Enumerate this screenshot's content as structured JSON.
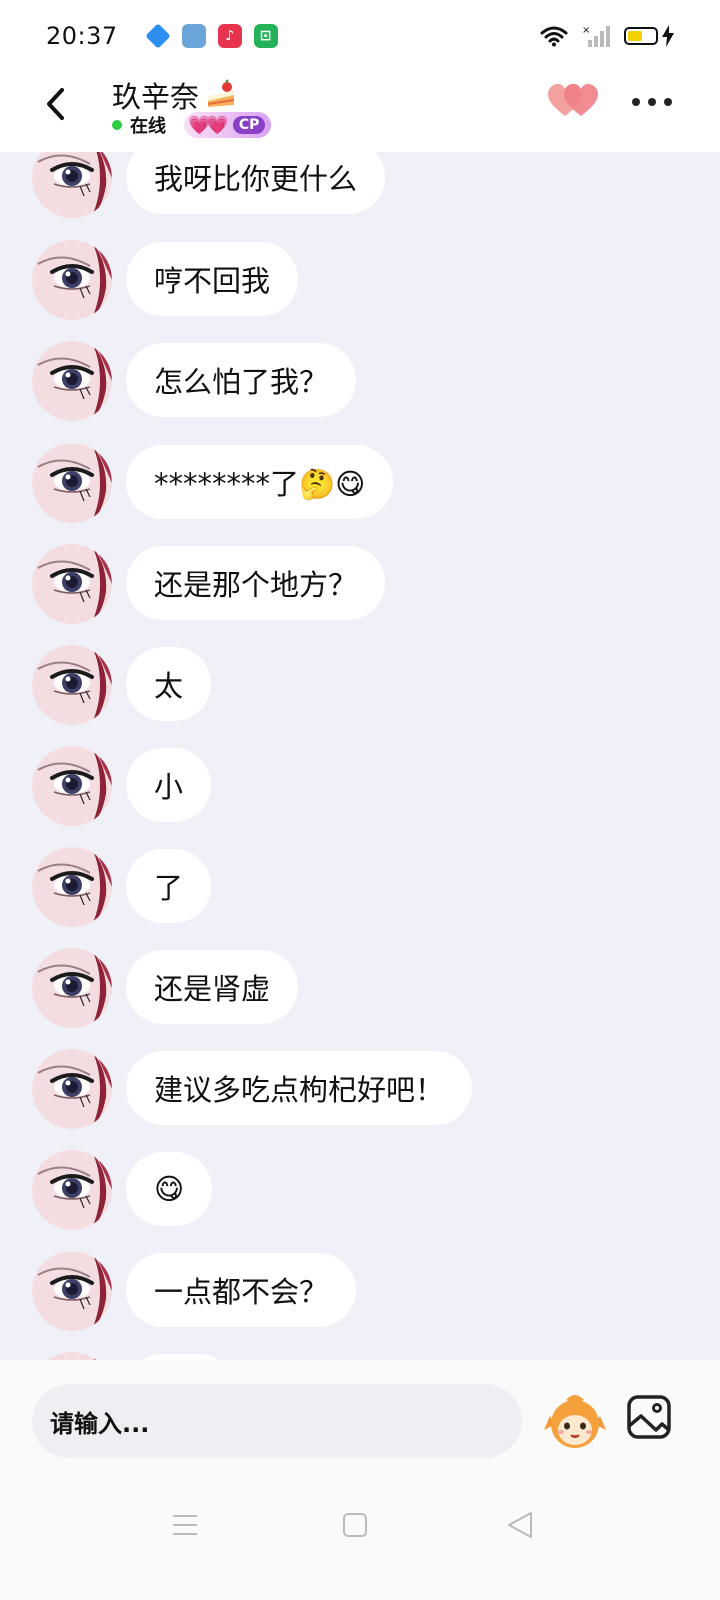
{
  "status_bar": {
    "time": "20:37"
  },
  "header": {
    "contact_name": "玖辛奈",
    "status": "在线",
    "badge_label": "CP"
  },
  "messages": [
    {
      "text": "我呀比你更什么"
    },
    {
      "text": "哼不回我"
    },
    {
      "text": "怎么怕了我？"
    },
    {
      "text": "********了🤔😋"
    },
    {
      "text": "还是那个地方？"
    },
    {
      "text": "太"
    },
    {
      "text": "小"
    },
    {
      "text": "了"
    },
    {
      "text": "还是肾虚"
    },
    {
      "text": "建议多吃点枸杞好吧！"
    },
    {
      "text": "😋"
    },
    {
      "text": "一点都不会？"
    }
  ],
  "input": {
    "placeholder": "请输入..."
  },
  "colors": {
    "background": "#f0f1f8",
    "bubble": "#ffffff",
    "online": "#2ecc40",
    "battery": "#f5d000",
    "heart": "#f08a8a",
    "badge": "#8a3fc7"
  },
  "icons": {
    "back": "chevron-left-icon",
    "cake": "cake-icon",
    "favorite": "double-heart-icon",
    "more": "more-dots-icon",
    "emoji": "mascot-emoji-icon",
    "image": "image-icon",
    "nav_menu": "menu-icon",
    "nav_home": "square-home-icon",
    "nav_back": "triangle-back-icon"
  }
}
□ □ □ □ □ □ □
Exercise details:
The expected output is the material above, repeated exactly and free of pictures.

Task response:
Enumerate this screenshot's content as structured JSON.
{
  "status_bar": {
    "time": "20:37"
  },
  "header": {
    "contact_name": "玖辛奈",
    "status": "在线",
    "badge_label": "CP"
  },
  "messages": [
    {
      "text": "我呀比你更什么"
    },
    {
      "text": "哼不回我"
    },
    {
      "text": "怎么怕了我？"
    },
    {
      "text": "********了🤔😋"
    },
    {
      "text": "还是那个地方？"
    },
    {
      "text": "太"
    },
    {
      "text": "小"
    },
    {
      "text": "了"
    },
    {
      "text": "还是肾虚"
    },
    {
      "text": "建议多吃点枸杞好吧！"
    },
    {
      "text": "😋"
    },
    {
      "text": "一点都不会？"
    }
  ],
  "input": {
    "placeholder": "请输入..."
  },
  "colors": {
    "background": "#f0f1f8",
    "bubble": "#ffffff",
    "online": "#2ecc40",
    "battery": "#f5d000",
    "heart": "#f08a8a",
    "badge": "#8a3fc7"
  },
  "icons": {
    "back": "chevron-left-icon",
    "cake": "cake-icon",
    "favorite": "double-heart-icon",
    "more": "more-dots-icon",
    "emoji": "mascot-emoji-icon",
    "image": "image-icon",
    "nav_menu": "menu-icon",
    "nav_home": "square-home-icon",
    "nav_back": "triangle-back-icon"
  }
}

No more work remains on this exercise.